→ **Aim of the exercise**: Where does the string "Test" appear? Copy every line of the entries below that holds it.

→ **Given data**:

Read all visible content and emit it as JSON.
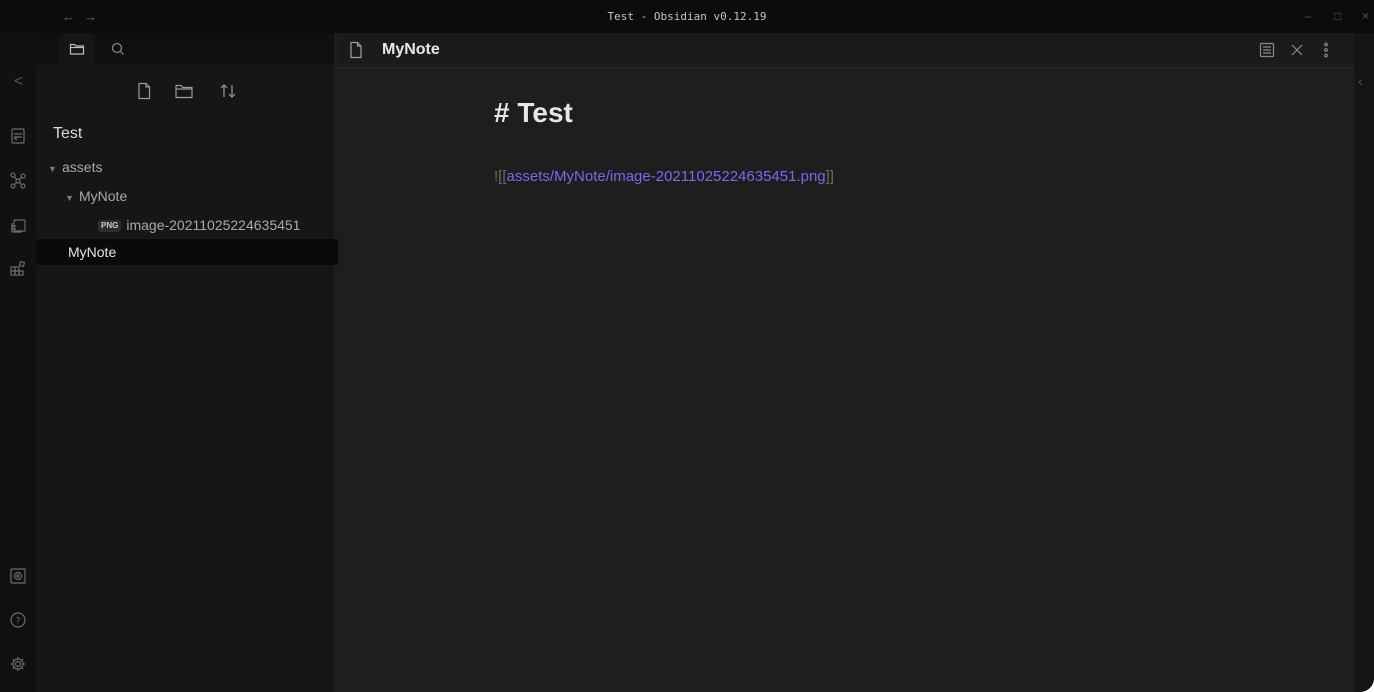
{
  "window": {
    "title": "Test - Obsidian v0.12.19",
    "nav_back": "←",
    "nav_forward": "→",
    "minimize": "–",
    "maximize": "□",
    "close": "×"
  },
  "ribbon": {
    "collapse_glyph": "<",
    "icons": [
      "open-quick-switcher-icon",
      "graph-view-icon",
      "slides-icon",
      "command-palette-icon",
      "open-vault-icon",
      "help-icon",
      "settings-icon"
    ],
    "help_glyph": "?"
  },
  "sidebar": {
    "tabs": [
      "file-explorer-tab",
      "search-tab"
    ],
    "toolbar": [
      "new-note-icon",
      "new-folder-icon",
      "sort-icon"
    ],
    "vault_name": "Test",
    "tree": [
      {
        "label": "assets",
        "arrow": "▼"
      },
      {
        "label": "MyNote",
        "arrow": "▼"
      },
      {
        "label": "image-20211025224635451",
        "badge": "PNG"
      },
      {
        "label": "MyNote",
        "active": true
      }
    ]
  },
  "main": {
    "tab_title": "MyNote",
    "heading": "# Test",
    "embed": {
      "prefix": "![[",
      "link": "assets/MyNote/image-20211025224635451.png",
      "suffix": "]]"
    }
  },
  "colors": {
    "accent_link": "#7b68ee",
    "background": "#1e1e1e",
    "sidebar": "#161616"
  }
}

→ **Answer for this exercise**:
    "title": "Test - Obsidian v0.12.19",
    "vault_name": "Test",
    "heading": "# Test",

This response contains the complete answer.